____ MATERIAL TO PROCESS
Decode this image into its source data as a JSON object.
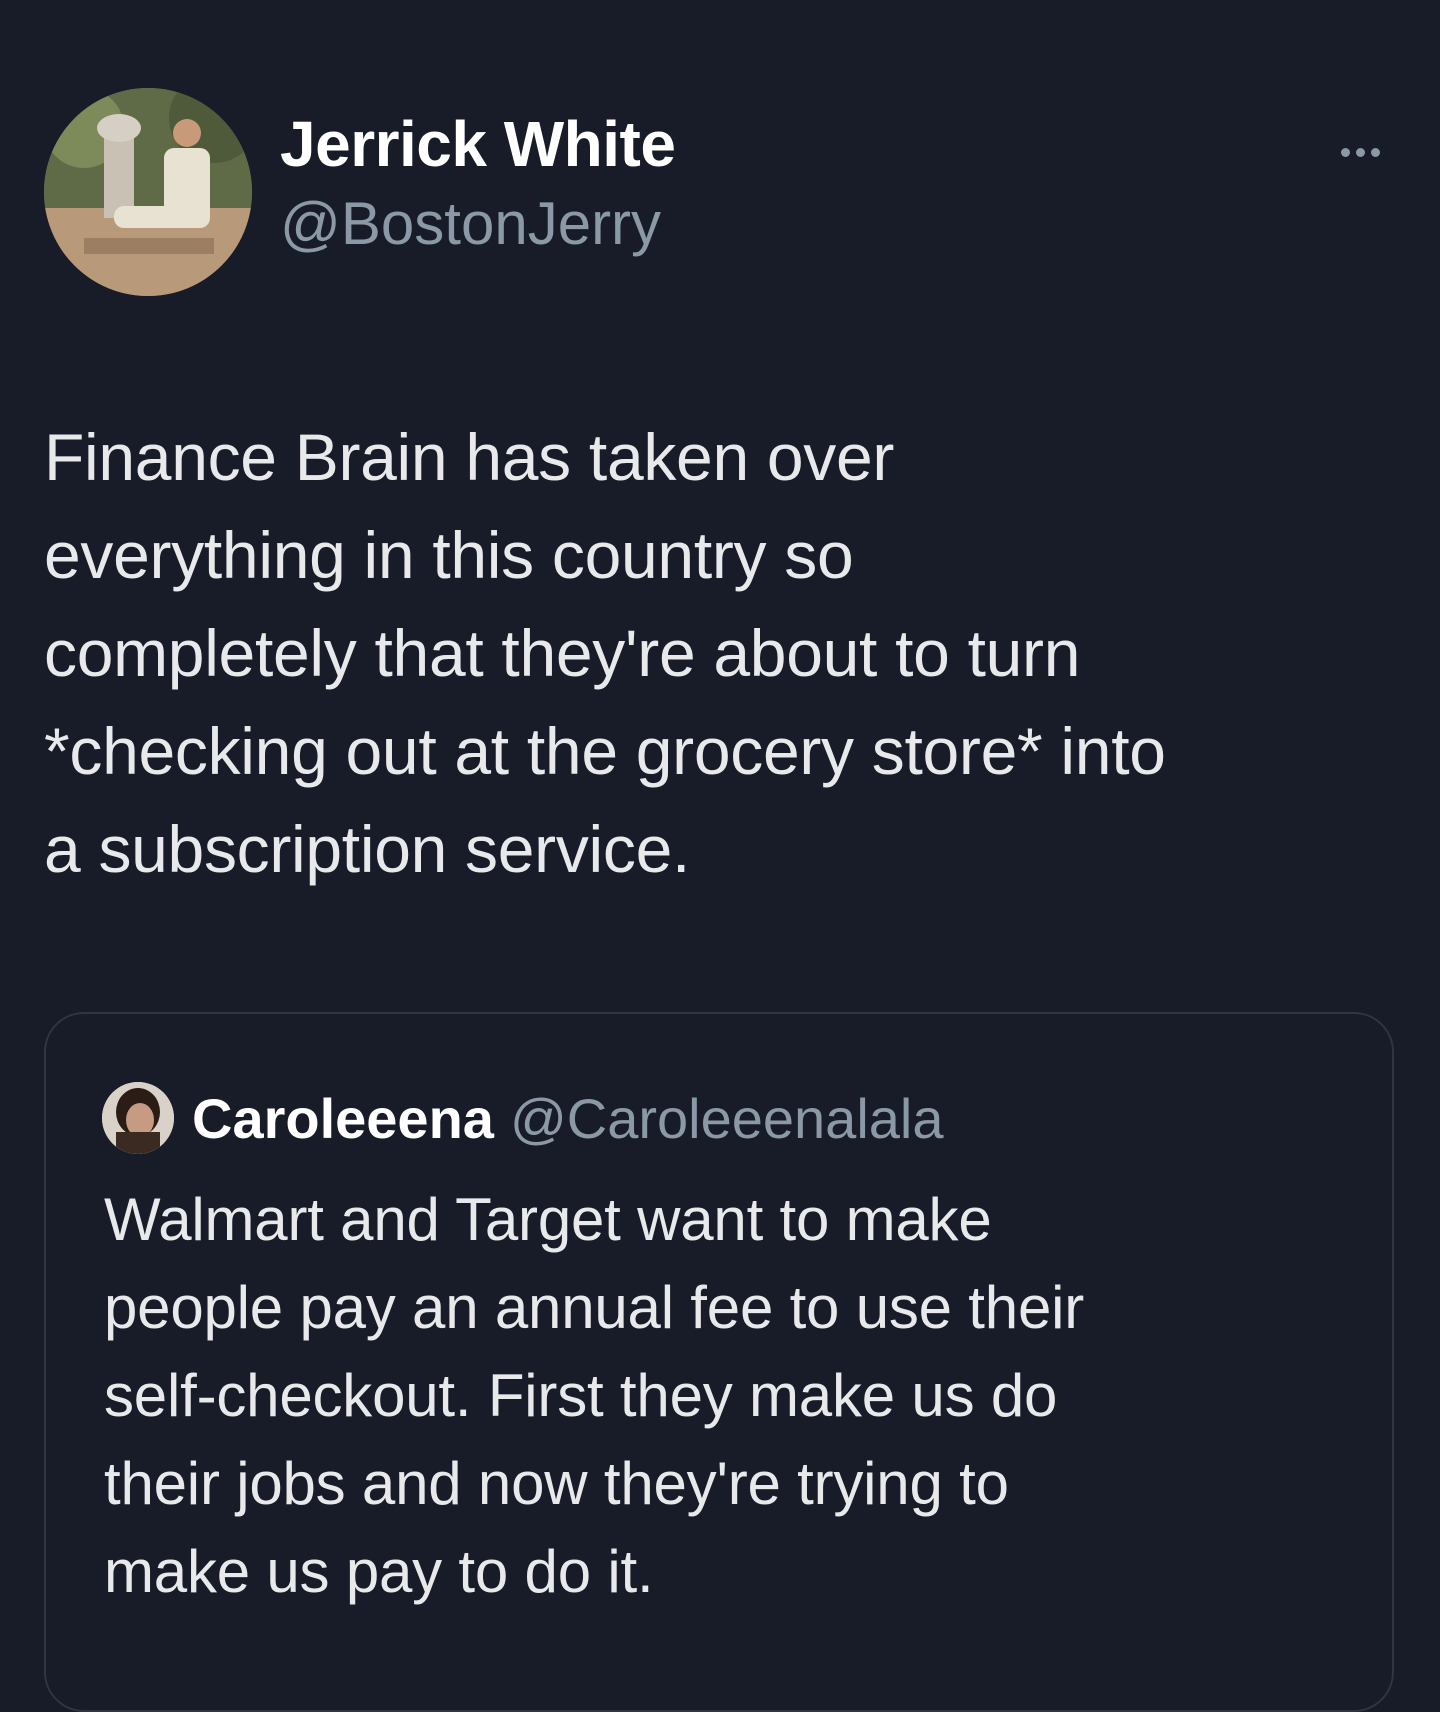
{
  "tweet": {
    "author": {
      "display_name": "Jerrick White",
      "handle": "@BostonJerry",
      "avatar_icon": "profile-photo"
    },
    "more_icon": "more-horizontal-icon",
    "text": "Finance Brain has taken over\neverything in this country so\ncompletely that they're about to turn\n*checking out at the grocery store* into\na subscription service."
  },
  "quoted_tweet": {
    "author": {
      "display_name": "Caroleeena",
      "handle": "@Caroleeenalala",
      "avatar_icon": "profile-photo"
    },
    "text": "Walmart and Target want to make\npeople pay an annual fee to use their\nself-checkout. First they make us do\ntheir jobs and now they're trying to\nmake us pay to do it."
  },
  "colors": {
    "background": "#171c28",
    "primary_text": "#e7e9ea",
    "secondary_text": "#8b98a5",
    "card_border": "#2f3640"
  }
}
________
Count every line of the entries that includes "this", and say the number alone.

2